- What are you currently reading for the challenge?
- Have you finished any books for this challenge this month?
- Is there a book you're looking forward to starting next month?
- Want to share any favorite quotes? It could be from your current read. It could be about reading. It could be about drinking tea.
- What teas have you enjoyed this month?
- Do you have a new favorite tea?
Yes, I've finished several books. In late December, I finished Three Treatises by Martin Luther. If I'd not had such a WONDERFUL experience reading this one while drinking tea, I never would have started this challenge. Initially I wanted to call it the Tea-o-logy Reading Challenge. But didn't want to potentially limit interest by saying it was only for theology! The next book I read for this challenge was a very short read at the start of the New Year, William Goldman's The Silent Gondolier. Next, I read a Newbery winning children's classic, Carry On, Mr. Bowditch. These three were mostly tea reads. Mostly. But the next two were longer--much longer--and I read them whenever, wherever. The New English Bible was one of them, and the Karamazov Brothers was the other.
I haven't picked out my next books yet.
Brothers, be not afraid of human sin, love man even in his state of sin, for this is already a likeness of divine love and is the highest love on earth. (Fyodor Dostoevsky, The Karamazov Brothers, 399)
We are not here on this earth for long, we commit many bad deeds, and we say much that we should not. Therefore, let us all take advantage of any opportunity of social interaction to say a kind word to one another. (Fyodor Dostoevsky, The Karamazov Brothers, 936)I did come across a character sketch by Anthony Trollope of a servant who loved tea a little too much!
Mrs. Kelly kept two ordinary in-door servants to assist in the work of the house; one, an antiquated female named Sally, who was more devoted to her tea-pot than ever was any bacchanalian to his glass. Were there four different teas in the inn in one evening, she would have drained the pot after each, though she burst in the effort. Sally was, in all, an honest woman, and certainly a religious one; — she never neglected her devotional duties, confessed with most scrupulous accuracy the various peccadillos of which she might consider herself guilty; and it was thought, with reason, by those who knew her best, that all the extra prayers she said, — and they were very many, — were in atonement for commissions of continual petty larceny with regard to sugar.I drink a lot of different teas. The past two weeks I've really come to LOVE my chocolate mint tea. Most of the time while drinking this one I was reading Dostoevsky. My second favorite tea I enjoyed this month was Bigelow's Lemon Ginger with probiotics.

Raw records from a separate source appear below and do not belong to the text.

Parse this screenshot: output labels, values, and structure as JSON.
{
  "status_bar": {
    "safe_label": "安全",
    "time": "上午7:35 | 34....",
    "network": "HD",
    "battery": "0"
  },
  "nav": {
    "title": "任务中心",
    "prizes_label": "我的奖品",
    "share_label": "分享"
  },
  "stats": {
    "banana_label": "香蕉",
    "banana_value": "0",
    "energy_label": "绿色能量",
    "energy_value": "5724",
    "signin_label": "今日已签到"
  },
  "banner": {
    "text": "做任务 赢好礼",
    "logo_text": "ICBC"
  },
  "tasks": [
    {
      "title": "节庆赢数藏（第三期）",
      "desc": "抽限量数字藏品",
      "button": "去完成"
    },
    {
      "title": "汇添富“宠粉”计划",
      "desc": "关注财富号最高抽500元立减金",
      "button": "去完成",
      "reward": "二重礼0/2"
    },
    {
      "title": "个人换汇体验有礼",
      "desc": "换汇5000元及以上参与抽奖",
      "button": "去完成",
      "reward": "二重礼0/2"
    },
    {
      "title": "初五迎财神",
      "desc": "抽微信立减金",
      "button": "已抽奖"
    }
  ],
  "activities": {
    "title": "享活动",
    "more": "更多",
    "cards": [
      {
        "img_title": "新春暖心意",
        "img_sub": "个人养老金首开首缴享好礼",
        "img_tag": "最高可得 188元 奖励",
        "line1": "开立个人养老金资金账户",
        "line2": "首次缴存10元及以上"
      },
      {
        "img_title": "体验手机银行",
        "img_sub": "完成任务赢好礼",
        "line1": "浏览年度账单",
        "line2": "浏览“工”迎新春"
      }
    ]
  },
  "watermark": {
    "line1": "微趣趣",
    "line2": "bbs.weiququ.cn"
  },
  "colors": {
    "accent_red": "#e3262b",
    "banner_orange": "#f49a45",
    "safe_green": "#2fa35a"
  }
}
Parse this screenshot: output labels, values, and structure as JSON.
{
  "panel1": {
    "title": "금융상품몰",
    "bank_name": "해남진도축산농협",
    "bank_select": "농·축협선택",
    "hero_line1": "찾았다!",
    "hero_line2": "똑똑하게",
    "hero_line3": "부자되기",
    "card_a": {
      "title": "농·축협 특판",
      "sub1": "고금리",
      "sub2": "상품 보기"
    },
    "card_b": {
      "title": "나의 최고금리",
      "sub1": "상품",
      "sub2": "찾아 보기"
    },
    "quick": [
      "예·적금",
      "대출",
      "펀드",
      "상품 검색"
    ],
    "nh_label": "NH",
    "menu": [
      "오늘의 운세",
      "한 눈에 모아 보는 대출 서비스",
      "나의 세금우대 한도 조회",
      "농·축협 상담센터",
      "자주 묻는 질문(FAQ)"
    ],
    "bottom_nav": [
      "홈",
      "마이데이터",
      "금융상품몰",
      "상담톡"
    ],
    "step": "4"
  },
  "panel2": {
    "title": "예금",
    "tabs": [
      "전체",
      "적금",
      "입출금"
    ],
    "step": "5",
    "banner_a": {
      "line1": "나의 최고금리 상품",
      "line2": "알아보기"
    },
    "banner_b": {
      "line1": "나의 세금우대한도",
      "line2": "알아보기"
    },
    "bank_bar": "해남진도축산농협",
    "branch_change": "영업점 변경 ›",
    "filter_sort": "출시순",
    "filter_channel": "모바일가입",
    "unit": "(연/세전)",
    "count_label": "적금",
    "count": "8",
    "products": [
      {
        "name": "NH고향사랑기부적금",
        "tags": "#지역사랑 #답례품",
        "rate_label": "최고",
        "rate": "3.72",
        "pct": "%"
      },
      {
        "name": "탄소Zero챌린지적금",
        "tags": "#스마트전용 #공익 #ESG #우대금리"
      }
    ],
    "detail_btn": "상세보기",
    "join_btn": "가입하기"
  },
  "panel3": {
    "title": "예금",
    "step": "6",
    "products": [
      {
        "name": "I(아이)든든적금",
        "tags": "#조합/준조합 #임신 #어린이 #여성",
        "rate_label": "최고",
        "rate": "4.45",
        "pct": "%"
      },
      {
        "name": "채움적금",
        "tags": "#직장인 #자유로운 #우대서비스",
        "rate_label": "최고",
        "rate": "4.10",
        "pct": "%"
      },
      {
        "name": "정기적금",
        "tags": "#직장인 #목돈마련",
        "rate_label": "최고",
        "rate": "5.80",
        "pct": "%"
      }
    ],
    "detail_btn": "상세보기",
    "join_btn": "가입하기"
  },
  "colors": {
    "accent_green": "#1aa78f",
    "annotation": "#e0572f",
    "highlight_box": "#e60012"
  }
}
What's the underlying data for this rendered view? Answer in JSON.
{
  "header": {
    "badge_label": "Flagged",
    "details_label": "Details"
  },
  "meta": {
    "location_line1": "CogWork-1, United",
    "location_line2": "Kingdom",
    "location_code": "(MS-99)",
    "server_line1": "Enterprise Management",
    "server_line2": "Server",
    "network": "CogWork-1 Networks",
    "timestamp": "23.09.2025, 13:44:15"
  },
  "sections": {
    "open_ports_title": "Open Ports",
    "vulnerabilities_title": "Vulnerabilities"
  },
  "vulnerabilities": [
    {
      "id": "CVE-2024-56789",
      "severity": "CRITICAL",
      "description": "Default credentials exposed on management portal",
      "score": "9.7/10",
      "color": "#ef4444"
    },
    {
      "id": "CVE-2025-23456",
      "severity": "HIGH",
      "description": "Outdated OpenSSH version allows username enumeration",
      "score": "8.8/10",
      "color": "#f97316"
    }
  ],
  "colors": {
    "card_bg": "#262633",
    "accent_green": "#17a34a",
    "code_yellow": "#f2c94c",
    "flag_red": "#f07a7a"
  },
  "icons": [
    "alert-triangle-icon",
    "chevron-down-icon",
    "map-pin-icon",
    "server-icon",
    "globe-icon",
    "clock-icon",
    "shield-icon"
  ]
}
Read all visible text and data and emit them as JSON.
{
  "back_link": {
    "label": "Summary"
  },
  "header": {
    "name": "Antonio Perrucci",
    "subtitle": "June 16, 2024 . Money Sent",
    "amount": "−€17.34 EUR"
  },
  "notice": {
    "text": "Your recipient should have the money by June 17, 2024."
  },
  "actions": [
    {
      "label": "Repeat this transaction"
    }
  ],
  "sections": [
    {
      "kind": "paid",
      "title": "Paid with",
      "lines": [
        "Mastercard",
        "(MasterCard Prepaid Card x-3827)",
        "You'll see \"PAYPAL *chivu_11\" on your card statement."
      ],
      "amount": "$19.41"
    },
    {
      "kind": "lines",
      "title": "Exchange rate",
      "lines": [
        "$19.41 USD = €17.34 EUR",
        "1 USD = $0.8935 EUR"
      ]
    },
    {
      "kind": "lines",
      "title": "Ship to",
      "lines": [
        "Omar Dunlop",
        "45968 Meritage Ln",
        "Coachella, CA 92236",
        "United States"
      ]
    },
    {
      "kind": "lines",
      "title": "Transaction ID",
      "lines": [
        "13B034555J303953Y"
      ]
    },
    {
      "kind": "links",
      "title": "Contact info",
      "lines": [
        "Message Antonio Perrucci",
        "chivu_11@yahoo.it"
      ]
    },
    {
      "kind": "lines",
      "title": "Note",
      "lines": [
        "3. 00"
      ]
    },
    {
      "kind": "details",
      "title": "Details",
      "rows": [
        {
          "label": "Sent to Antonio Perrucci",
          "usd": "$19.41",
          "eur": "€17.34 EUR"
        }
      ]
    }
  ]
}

On this subject did her old mistress quarrel with her, her young mistress ridicule her; of this sin did her fellow-servant accuse her; and, doubtless, for this sin did her Priest continually reprove her; but in vain. Though she would not own it, there was always sugar in her pocket, and though she declared that she usually drank her tea unsweetened, those who had come upon her unawares had seen her extracting the pinches of moist brown saccharine from the huge slit in her petticoat, and could not believe her.
© 2016 Becky Laney of Becky's Book Reviews